■ **Exercise instructions**:
Collect all lines from the listing that include the string "name".

*** Dataset content ***

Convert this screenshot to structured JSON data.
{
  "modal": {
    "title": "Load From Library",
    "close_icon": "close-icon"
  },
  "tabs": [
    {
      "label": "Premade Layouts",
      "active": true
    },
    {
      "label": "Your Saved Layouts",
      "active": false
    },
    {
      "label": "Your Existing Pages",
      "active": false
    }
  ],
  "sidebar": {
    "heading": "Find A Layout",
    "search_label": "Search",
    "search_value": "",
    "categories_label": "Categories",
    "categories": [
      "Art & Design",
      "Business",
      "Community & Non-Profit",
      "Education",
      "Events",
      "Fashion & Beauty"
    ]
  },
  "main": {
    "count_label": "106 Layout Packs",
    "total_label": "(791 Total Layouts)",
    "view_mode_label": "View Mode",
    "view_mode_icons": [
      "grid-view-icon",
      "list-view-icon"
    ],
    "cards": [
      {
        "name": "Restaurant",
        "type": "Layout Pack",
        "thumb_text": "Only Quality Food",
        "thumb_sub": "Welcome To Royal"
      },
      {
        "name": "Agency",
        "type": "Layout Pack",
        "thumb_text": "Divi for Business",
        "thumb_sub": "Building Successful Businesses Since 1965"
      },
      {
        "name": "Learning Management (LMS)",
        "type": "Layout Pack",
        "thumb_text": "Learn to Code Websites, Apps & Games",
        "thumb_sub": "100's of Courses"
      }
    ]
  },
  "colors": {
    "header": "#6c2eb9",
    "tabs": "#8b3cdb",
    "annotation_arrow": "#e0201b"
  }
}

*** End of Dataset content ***

■ **Your response**:
        "name": "Restaurant",
        "name": "Agency",
        "name": "Learning Management (LMS)",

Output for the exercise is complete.